[DATASET RECORDS — start]

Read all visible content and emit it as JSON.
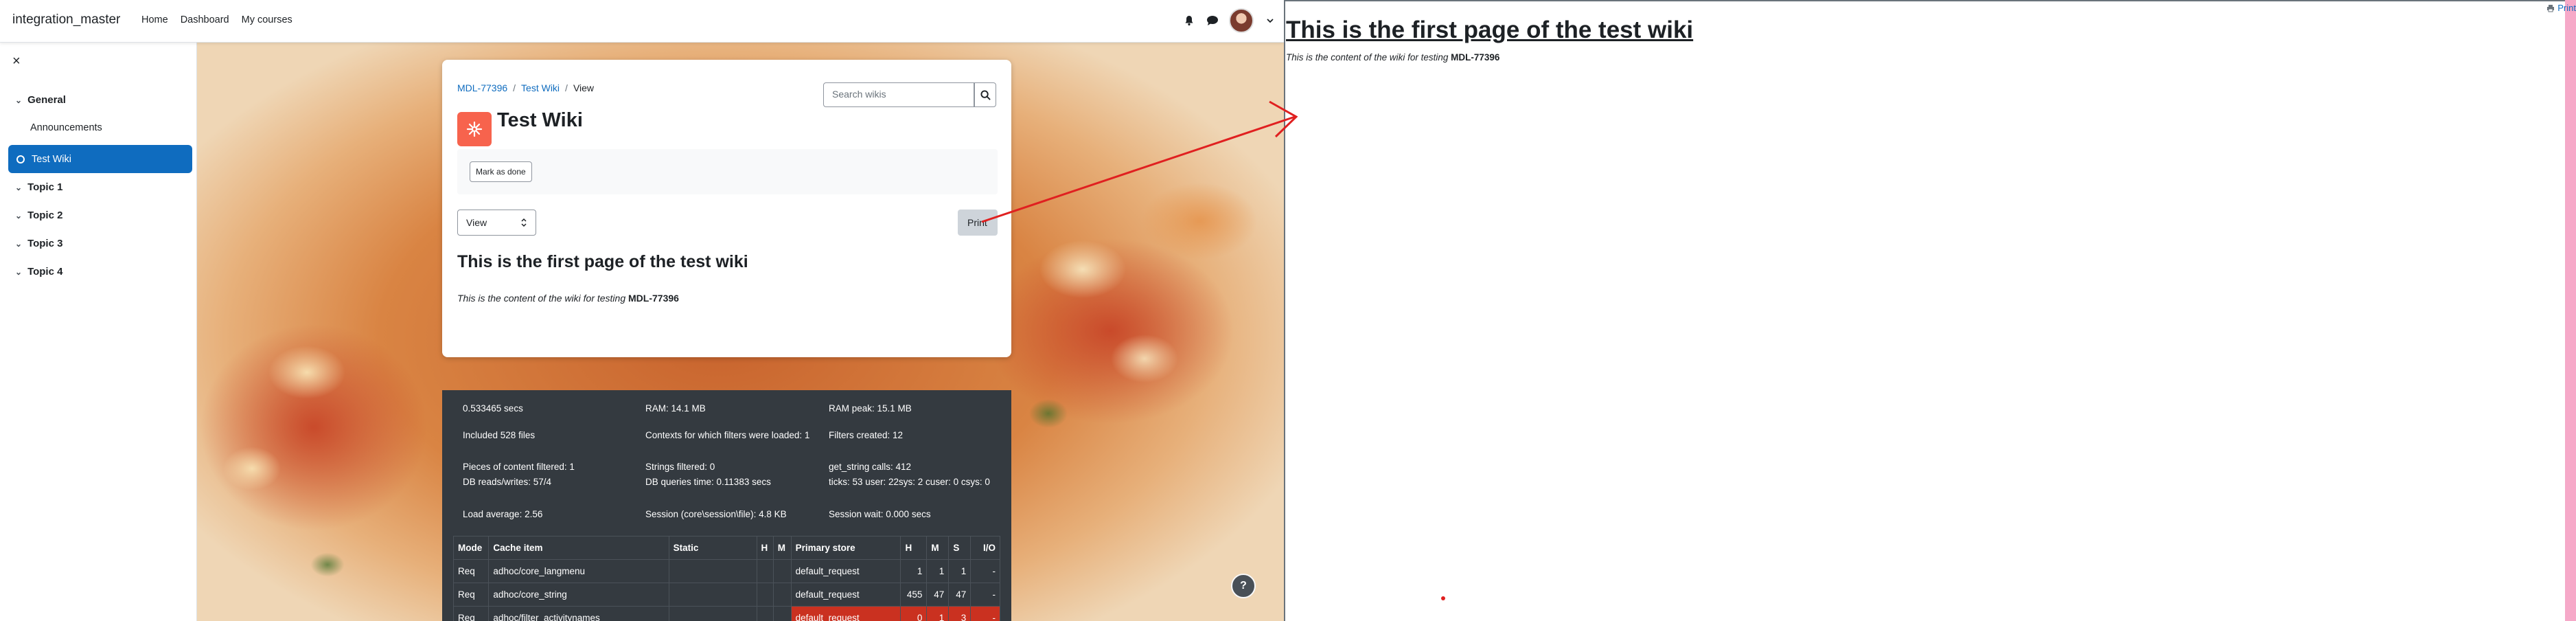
{
  "navbar": {
    "brand": "integration_master",
    "links": [
      "Home",
      "Dashboard",
      "My courses"
    ],
    "icons": [
      "bell-icon",
      "chat-icon",
      "avatar",
      "chevron-down-icon"
    ]
  },
  "drawer": {
    "close_icon": "×",
    "general_label": "General",
    "announcements_label": "Announcements",
    "active_label": "Test Wiki",
    "topics": [
      "Topic 1",
      "Topic 2",
      "Topic 3",
      "Topic 4"
    ]
  },
  "card": {
    "breadcrumb": {
      "course": "MDL-77396",
      "sep": "/",
      "wiki": "Test Wiki",
      "current": "View"
    },
    "search_placeholder": "Search wikis",
    "title": "Test Wiki",
    "mark_done": "Mark as done",
    "view_select": "View",
    "print_button": "Print",
    "wiki_heading": "This is the first page of the test wiki",
    "wiki_content_prefix": "This is the content of the wiki for testing",
    "wiki_content_bold": "MDL-77396"
  },
  "perf": {
    "time": "0.533465 secs",
    "ram": "RAM: 14.1 MB",
    "ram_peak": "RAM peak: 15.1 MB",
    "included_files": "Included 528 files",
    "contexts_filters": "Contexts for which filters were loaded: 1",
    "filters_created": "Filters created: 12",
    "pieces_filtered": "Pieces of content filtered: 1",
    "strings_filtered": "Strings filtered: 0",
    "get_string": "get_string calls: 412",
    "db_reads": "DB reads/writes: 57/4",
    "db_queries": "DB queries time: 0.11383 secs",
    "ticks": "ticks: 53 user: 22sys: 2 cuser: 0 csys: 0",
    "load_avg": "Load average: 2.56",
    "session": "Session (core\\session\\file): 4.8 KB",
    "session_wait": "Session wait: 0.000 secs",
    "table": {
      "headers": [
        "Mode",
        "Cache item",
        "Static",
        "H",
        "M",
        "Primary store",
        "H",
        "M",
        "S",
        "I/O"
      ],
      "rows": [
        [
          "Req",
          "adhoc/core_langmenu",
          "",
          "",
          "",
          "default_request",
          "1",
          "1",
          "1",
          "-"
        ],
        [
          "Req",
          "adhoc/core_string",
          "",
          "",
          "",
          "default_request",
          "455",
          "47",
          "47",
          "-"
        ],
        [
          "Req",
          "adhoc/filter_activitynames",
          "",
          "",
          "",
          "default_request",
          "0",
          "1",
          "3",
          "-"
        ]
      ]
    }
  },
  "help_button": "?",
  "print_preview": {
    "print_link": "Print",
    "heading": "This is the first page of the test wiki",
    "content_prefix": "This is the content of the wiki for testing",
    "content_bold": "MDL-77396"
  },
  "colors": {
    "accent": "#0f6cbf",
    "wiki_icon": "#f7634d",
    "perf_bg": "#343a40",
    "danger": "#ca3120",
    "arrow": "#e02020",
    "pink_strip": "#f6a9c8"
  }
}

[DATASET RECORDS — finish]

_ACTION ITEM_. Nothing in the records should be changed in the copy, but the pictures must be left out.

_RESPONSE TO THIS TASK_.
Read all visible content and emit it as JSON.
{
  "navbar": {
    "brand": "integration_master",
    "links": [
      "Home",
      "Dashboard",
      "My courses"
    ],
    "icons": [
      "bell-icon",
      "chat-icon",
      "avatar",
      "chevron-down-icon"
    ]
  },
  "drawer": {
    "close_icon": "×",
    "general_label": "General",
    "announcements_label": "Announcements",
    "active_label": "Test Wiki",
    "topics": [
      "Topic 1",
      "Topic 2",
      "Topic 3",
      "Topic 4"
    ]
  },
  "card": {
    "breadcrumb": {
      "course": "MDL-77396",
      "sep": "/",
      "wiki": "Test Wiki",
      "current": "View"
    },
    "search_placeholder": "Search wikis",
    "title": "Test Wiki",
    "mark_done": "Mark as done",
    "view_select": "View",
    "print_button": "Print",
    "wiki_heading": "This is the first page of the test wiki",
    "wiki_content_prefix": "This is the content of the wiki for testing",
    "wiki_content_bold": "MDL-77396"
  },
  "perf": {
    "time": "0.533465 secs",
    "ram": "RAM: 14.1 MB",
    "ram_peak": "RAM peak: 15.1 MB",
    "included_files": "Included 528 files",
    "contexts_filters": "Contexts for which filters were loaded: 1",
    "filters_created": "Filters created: 12",
    "pieces_filtered": "Pieces of content filtered: 1",
    "strings_filtered": "Strings filtered: 0",
    "get_string": "get_string calls: 412",
    "db_reads": "DB reads/writes: 57/4",
    "db_queries": "DB queries time: 0.11383 secs",
    "ticks": "ticks: 53 user: 22sys: 2 cuser: 0 csys: 0",
    "load_avg": "Load average: 2.56",
    "session": "Session (core\\session\\file): 4.8 KB",
    "session_wait": "Session wait: 0.000 secs",
    "table": {
      "headers": [
        "Mode",
        "Cache item",
        "Static",
        "H",
        "M",
        "Primary store",
        "H",
        "M",
        "S",
        "I/O"
      ],
      "rows": [
        [
          "Req",
          "adhoc/core_langmenu",
          "",
          "",
          "",
          "default_request",
          "1",
          "1",
          "1",
          "-"
        ],
        [
          "Req",
          "adhoc/core_string",
          "",
          "",
          "",
          "default_request",
          "455",
          "47",
          "47",
          "-"
        ],
        [
          "Req",
          "adhoc/filter_activitynames",
          "",
          "",
          "",
          "default_request",
          "0",
          "1",
          "3",
          "-"
        ]
      ]
    }
  },
  "help_button": "?",
  "print_preview": {
    "print_link": "Print",
    "heading": "This is the first page of the test wiki",
    "content_prefix": "This is the content of the wiki for testing",
    "content_bold": "MDL-77396"
  },
  "colors": {
    "accent": "#0f6cbf",
    "wiki_icon": "#f7634d",
    "perf_bg": "#343a40",
    "danger": "#ca3120",
    "arrow": "#e02020",
    "pink_strip": "#f6a9c8"
  }
}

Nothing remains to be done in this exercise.